Work instruction:
Please tally every line in the listing below where the word "INTERNAL" appears, then give the number and nothing more.
--- Source records Enclosed Below ---
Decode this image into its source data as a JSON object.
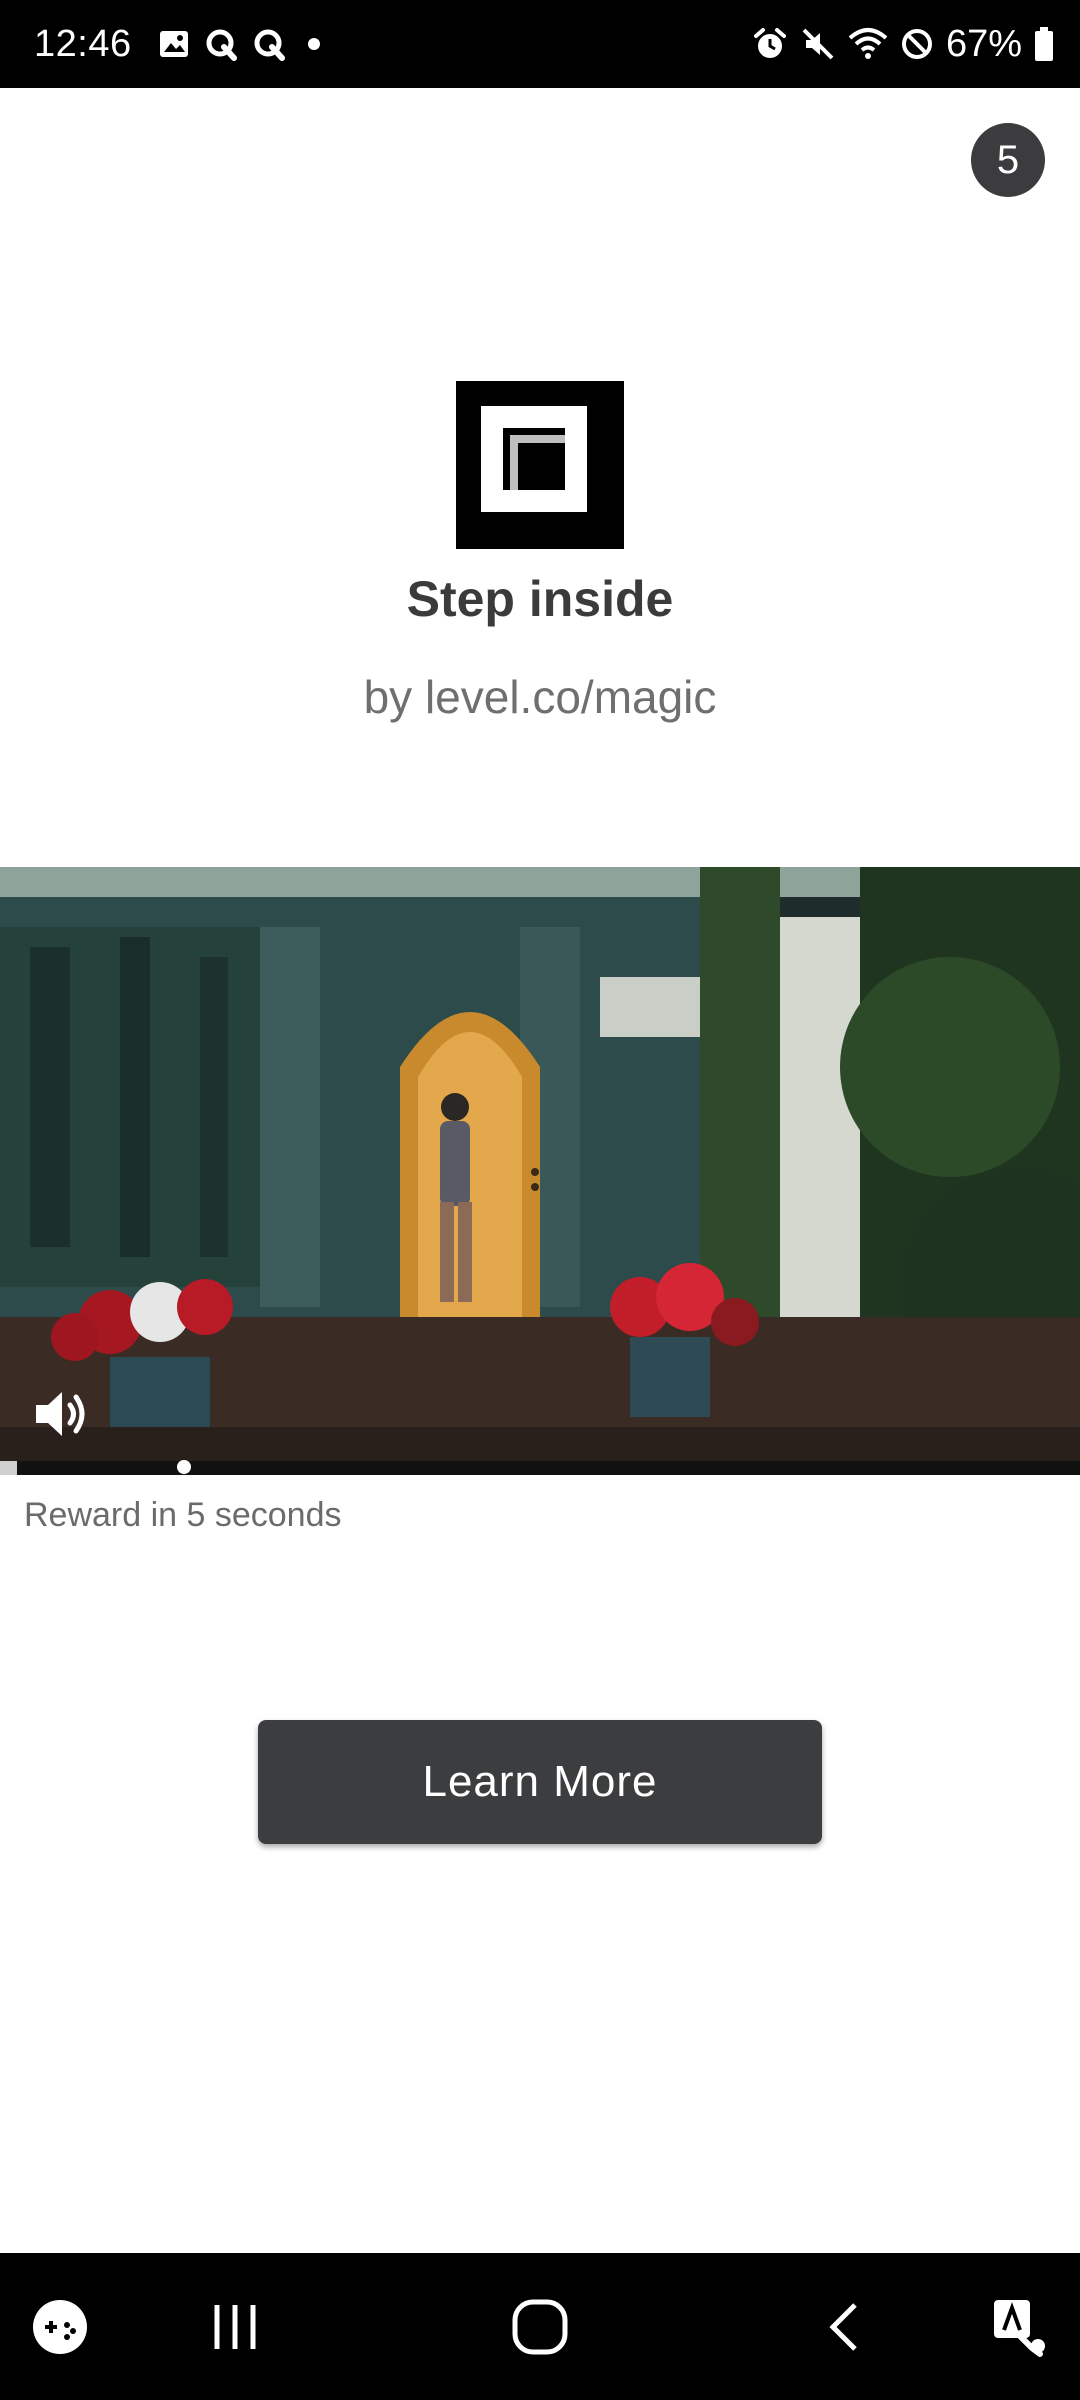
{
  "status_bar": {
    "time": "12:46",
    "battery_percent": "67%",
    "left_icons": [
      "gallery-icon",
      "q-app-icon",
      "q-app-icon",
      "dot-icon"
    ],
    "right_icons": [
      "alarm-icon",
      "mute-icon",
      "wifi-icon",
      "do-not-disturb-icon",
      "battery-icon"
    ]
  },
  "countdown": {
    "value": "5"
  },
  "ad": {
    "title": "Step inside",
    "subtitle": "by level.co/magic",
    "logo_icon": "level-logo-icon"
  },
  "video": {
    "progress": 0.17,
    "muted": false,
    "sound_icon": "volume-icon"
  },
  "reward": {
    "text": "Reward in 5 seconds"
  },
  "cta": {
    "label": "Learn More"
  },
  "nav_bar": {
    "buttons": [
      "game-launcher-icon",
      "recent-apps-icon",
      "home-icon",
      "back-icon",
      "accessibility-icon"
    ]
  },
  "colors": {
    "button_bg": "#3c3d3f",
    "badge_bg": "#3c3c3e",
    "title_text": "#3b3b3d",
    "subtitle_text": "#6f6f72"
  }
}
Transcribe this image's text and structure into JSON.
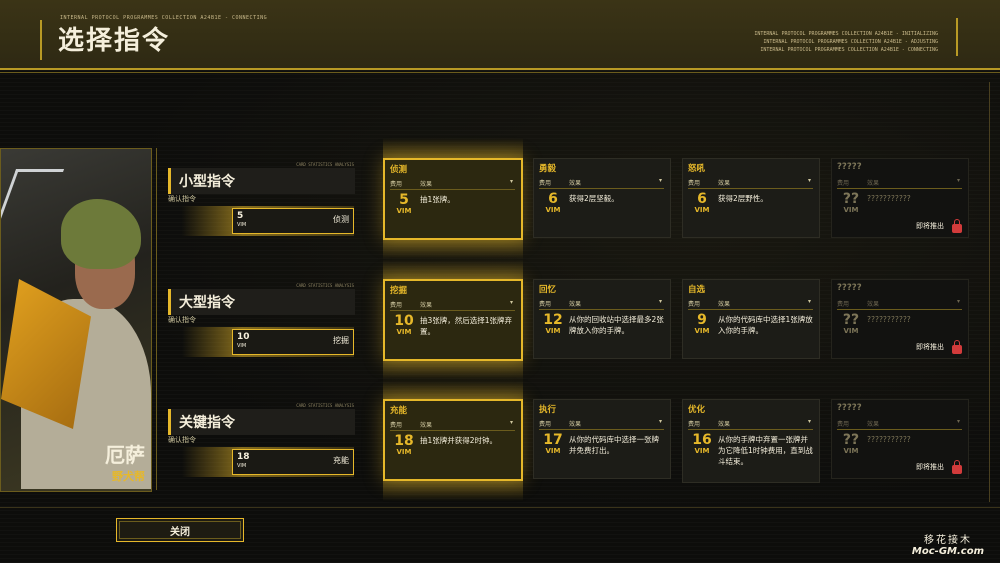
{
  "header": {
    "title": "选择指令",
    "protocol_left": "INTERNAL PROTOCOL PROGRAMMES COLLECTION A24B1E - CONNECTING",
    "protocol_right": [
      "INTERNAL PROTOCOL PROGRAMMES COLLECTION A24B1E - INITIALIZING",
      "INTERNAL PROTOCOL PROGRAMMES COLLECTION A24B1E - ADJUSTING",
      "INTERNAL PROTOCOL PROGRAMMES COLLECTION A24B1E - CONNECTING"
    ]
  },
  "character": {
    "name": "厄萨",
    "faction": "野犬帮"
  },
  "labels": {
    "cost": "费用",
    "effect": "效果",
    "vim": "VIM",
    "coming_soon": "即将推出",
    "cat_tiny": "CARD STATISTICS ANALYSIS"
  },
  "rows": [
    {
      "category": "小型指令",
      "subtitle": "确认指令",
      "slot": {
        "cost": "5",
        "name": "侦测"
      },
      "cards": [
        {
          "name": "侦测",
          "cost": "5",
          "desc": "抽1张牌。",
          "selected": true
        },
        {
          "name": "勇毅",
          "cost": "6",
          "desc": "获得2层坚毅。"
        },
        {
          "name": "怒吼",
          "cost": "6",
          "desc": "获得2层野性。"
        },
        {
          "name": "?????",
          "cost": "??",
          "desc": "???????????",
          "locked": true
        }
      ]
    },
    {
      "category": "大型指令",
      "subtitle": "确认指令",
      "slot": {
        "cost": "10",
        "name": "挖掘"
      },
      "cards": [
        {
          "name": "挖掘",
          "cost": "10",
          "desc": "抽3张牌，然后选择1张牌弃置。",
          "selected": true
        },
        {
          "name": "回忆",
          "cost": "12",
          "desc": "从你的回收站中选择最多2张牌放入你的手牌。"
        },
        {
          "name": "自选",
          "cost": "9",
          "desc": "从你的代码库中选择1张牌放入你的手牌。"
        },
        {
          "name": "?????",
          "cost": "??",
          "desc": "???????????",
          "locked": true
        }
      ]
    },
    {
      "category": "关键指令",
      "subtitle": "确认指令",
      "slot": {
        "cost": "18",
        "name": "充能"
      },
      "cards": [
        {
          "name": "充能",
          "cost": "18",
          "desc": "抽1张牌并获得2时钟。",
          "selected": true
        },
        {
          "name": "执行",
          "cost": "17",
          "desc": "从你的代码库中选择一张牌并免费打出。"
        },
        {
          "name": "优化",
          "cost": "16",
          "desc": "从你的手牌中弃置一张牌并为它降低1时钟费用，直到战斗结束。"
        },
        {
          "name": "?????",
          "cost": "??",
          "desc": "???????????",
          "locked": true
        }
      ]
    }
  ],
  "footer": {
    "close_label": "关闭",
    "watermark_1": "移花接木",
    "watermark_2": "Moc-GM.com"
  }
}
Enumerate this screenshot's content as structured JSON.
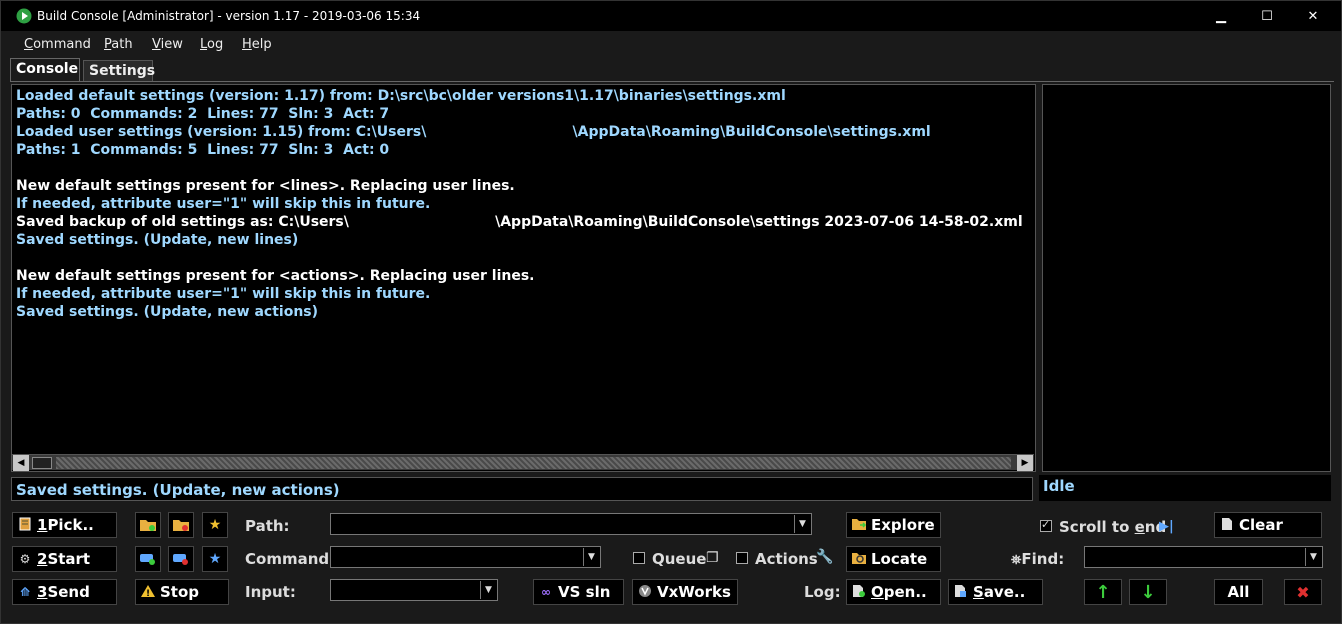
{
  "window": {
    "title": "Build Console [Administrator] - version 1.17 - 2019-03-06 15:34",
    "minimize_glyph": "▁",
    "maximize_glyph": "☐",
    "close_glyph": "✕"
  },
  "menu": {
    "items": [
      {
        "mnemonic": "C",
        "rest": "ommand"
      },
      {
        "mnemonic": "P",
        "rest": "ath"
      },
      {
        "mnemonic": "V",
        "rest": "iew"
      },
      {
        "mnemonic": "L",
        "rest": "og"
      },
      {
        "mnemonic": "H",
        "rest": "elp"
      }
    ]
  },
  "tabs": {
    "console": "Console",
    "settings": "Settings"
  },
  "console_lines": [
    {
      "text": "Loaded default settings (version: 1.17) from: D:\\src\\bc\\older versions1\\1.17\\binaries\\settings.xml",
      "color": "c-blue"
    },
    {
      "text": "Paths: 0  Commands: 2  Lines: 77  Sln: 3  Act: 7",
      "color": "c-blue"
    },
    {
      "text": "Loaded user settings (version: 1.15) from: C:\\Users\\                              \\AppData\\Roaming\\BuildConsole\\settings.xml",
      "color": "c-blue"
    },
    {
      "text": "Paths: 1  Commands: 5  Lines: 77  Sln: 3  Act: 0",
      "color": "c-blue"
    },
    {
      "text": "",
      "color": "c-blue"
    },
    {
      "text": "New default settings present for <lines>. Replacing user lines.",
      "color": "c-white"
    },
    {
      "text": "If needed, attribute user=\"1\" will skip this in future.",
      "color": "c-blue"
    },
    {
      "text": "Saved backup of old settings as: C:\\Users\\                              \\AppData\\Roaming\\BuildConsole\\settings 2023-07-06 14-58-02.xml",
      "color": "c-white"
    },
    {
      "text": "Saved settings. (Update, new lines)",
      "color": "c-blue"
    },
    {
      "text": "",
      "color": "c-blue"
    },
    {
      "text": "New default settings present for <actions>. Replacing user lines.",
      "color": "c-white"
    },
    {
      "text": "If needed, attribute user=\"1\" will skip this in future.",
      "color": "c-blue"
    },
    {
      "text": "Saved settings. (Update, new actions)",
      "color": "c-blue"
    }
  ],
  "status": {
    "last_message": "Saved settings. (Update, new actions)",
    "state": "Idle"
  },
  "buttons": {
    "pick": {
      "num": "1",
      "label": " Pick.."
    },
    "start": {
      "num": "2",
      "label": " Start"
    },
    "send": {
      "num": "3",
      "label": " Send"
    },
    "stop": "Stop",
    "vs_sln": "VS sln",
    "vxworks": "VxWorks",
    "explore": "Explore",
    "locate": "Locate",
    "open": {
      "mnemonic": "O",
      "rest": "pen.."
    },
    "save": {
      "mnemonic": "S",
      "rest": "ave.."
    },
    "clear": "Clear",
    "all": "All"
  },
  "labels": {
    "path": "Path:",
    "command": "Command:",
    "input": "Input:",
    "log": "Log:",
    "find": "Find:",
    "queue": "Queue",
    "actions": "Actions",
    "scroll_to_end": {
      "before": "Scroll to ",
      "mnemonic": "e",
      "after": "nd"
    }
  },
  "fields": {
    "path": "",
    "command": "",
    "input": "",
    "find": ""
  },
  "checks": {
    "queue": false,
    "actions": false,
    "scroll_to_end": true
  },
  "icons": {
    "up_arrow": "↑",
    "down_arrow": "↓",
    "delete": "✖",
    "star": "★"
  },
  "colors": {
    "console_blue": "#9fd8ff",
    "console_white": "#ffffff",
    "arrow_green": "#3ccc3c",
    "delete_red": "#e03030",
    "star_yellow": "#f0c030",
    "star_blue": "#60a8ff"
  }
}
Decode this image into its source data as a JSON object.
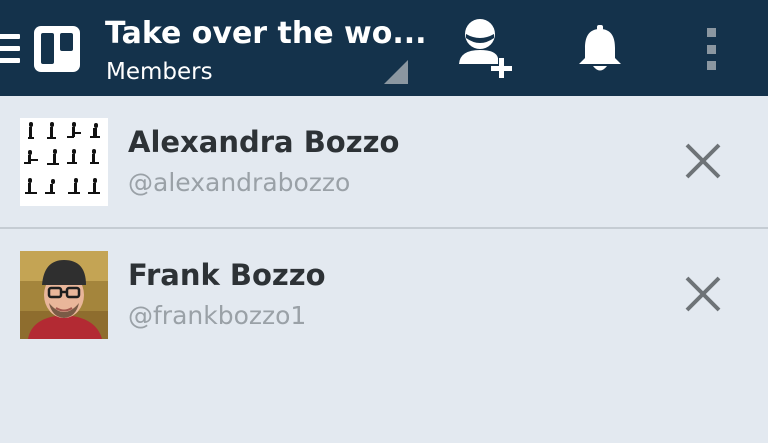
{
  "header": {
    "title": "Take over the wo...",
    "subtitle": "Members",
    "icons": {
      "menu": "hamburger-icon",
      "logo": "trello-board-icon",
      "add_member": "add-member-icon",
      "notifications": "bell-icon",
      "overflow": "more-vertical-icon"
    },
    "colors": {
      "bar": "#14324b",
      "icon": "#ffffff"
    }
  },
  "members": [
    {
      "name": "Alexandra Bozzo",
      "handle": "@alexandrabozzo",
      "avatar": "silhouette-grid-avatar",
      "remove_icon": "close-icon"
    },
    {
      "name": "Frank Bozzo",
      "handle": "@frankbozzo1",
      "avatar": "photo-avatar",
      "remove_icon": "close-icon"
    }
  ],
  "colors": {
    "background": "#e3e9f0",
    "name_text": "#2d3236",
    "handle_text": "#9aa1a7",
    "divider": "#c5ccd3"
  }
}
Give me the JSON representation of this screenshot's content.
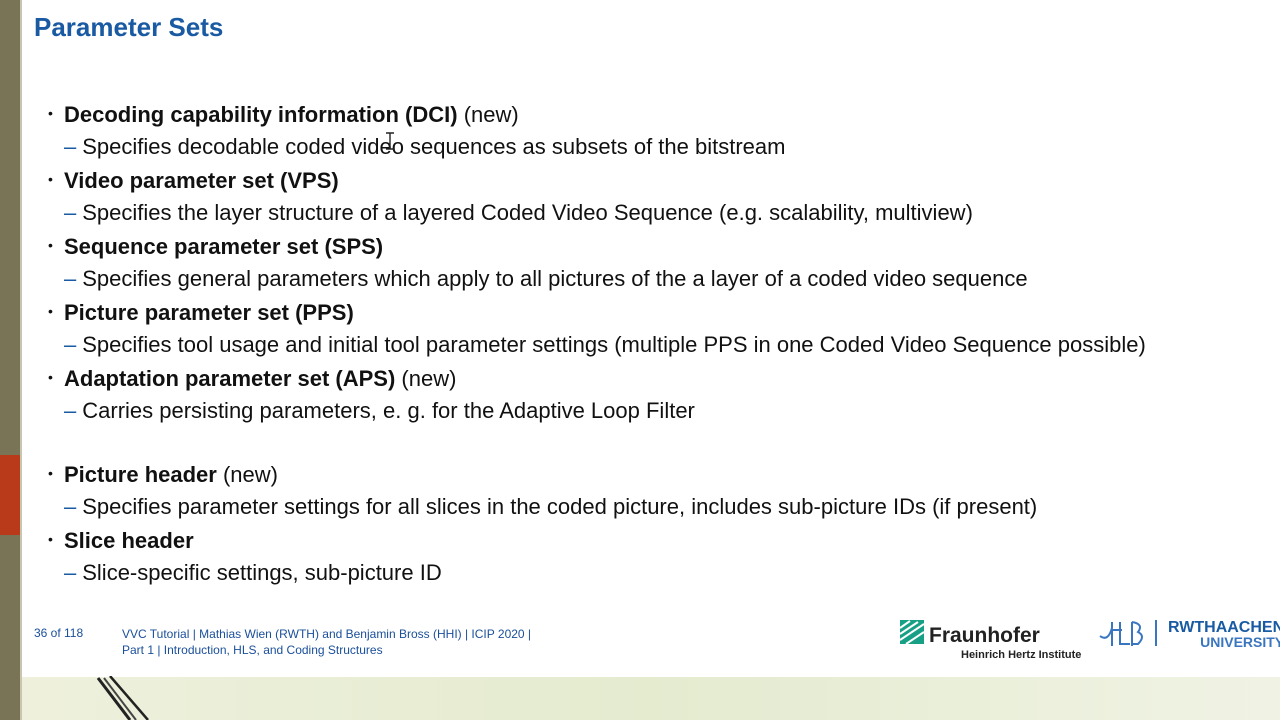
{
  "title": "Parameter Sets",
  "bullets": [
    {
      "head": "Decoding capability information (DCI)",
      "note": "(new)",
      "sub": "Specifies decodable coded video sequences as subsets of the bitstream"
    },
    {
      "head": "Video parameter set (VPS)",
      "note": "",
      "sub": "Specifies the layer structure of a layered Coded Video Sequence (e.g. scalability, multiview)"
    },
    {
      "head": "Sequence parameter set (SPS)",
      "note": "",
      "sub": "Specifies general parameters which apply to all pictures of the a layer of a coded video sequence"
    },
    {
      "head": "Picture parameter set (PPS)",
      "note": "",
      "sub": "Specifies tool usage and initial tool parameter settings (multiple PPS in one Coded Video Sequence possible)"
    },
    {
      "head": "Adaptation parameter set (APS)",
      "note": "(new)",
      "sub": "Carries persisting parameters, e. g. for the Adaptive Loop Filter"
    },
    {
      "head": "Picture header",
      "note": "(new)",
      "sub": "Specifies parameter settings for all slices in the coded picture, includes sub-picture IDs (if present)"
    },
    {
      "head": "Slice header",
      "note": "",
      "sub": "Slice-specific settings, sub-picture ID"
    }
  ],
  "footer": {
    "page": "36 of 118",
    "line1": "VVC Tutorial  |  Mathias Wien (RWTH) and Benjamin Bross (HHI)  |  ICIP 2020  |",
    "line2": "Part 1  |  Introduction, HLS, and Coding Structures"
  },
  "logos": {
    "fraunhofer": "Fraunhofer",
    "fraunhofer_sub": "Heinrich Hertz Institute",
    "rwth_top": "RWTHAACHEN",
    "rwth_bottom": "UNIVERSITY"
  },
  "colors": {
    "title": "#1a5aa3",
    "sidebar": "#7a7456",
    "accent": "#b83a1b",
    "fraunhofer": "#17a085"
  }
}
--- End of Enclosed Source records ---
Answer:
4